The third stage involves practising the new learning in different musical contexts. This reinforcement involves consciously meeting the new element in new material. The basic sequence can be summed up with the three ‘P’s: preparation then presentation and then practise. Of course as one musical element is being prepared another is being presented while another is being practised so that any music lesson features well-known and well-loved songs and games as well as new songs and musical activities. An experienced Kodaly practitioner knows how to draw out everything that a song has to offer. There is a huge variety of worthwhile musical activities that can accompany the simplest song.

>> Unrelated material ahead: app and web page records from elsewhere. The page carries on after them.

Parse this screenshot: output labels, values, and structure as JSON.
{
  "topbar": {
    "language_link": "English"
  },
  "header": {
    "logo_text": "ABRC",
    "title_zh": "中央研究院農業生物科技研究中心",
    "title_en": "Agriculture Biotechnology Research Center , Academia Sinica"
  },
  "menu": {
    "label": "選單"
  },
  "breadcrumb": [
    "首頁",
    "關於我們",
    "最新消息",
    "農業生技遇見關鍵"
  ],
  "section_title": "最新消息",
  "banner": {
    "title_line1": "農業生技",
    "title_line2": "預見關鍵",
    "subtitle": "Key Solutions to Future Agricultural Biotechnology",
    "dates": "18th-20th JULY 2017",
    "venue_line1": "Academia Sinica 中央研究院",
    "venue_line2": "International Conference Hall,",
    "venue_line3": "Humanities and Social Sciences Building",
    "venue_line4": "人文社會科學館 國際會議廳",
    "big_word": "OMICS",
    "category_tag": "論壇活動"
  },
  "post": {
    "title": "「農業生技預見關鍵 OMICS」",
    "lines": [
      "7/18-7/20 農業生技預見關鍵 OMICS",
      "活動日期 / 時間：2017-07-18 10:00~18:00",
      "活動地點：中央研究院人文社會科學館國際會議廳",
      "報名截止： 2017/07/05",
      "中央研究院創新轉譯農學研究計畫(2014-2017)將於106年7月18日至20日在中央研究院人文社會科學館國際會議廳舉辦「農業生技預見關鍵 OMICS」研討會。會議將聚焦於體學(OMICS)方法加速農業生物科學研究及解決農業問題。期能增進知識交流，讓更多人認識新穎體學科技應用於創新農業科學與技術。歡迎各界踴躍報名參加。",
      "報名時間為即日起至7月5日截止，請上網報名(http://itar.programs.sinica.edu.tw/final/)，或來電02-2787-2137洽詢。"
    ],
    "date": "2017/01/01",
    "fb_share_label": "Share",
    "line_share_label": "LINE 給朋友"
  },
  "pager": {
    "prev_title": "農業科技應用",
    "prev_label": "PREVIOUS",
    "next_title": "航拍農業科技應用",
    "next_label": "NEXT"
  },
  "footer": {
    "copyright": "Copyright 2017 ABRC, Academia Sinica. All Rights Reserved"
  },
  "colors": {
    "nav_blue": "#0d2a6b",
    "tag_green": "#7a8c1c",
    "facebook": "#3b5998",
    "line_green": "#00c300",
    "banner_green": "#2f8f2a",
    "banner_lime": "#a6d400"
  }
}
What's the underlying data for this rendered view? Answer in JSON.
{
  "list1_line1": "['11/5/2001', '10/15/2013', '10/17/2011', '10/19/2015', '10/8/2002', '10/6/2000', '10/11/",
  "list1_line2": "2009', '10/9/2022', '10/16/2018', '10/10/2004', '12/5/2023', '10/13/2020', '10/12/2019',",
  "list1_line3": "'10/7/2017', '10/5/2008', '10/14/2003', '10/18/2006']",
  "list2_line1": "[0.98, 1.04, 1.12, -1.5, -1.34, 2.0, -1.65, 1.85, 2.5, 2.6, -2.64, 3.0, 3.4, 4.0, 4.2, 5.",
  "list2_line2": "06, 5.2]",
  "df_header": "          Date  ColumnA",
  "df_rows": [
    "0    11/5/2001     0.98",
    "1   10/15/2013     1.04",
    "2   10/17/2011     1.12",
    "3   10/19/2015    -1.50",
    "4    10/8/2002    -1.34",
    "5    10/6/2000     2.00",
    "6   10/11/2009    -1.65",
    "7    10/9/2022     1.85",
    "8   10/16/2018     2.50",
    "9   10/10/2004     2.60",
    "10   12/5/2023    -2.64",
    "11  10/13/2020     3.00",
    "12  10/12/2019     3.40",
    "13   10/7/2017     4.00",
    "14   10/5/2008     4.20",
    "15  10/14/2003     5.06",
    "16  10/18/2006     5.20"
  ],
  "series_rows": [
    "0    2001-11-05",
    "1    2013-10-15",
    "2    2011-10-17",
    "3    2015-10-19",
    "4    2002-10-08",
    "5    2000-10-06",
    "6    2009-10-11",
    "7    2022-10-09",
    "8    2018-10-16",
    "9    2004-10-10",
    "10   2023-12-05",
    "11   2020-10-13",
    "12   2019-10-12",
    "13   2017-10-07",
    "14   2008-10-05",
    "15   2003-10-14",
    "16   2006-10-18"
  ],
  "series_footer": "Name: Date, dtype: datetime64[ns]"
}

So how has my introduction – of only five months – to the Kodaly concept affected my own musical development? Firstly looking at music through the prism of solfa has already yielded some interesting insights: recognising the common ‘so’ to ‘do’ interval at the start of a lot of pieces of music (e.g. Schumann’s Traumerei or Away in a Manger); finding the key in a piece of pentatonic music by looking for do-re-me in the notes; understanding the relationship between do-major and la-minor; hearing and recognising the notes used in simple songs; being led towards an understanding of modes and keys through a study of pentatonic scales; realising that any pentatonic song can work in canon. This is not an exhaustive list so there is a feeling of enlightenment for me in discovering this way of approaching music. I have a sense of wonder and a desire to learn more. Secondly I have not played my ‘cello consistently over the last twenty years and Kodaly’s belief in the positive life-affirming force that is inherent in the very finest music has helped to rekindle an interest in my playing the ‘cello once more. Finally on a philosophical note I enjoy listening to a wide variety of music, ranging far beyond classical music and authentic folk music, and including styles that I am sure Kodaly would have considered appalling trash. I hold on to the belief that these types of music are also positive and life-affirming! Kodaly’s philosophy therefore raises some very interesting questions that are far from resolved in my own mind.
1. Kodaly, Z. ‘Music Should Belong to Everyone’ p.49
2. Kodaly, Z. ‘Music Should Belong to Everyone’ p.57 & p.53
3. Kodaly, Z. ‘Music Should Belong to Everyone’ p.51
4. Jean Jacques Rousseau ‘Emile’ Book 2
5. Choksy, L. ‘The Kodaly Method I’ p.38, for example, shows a list of the exact order to introduce crotchets, quavers and crotchet rests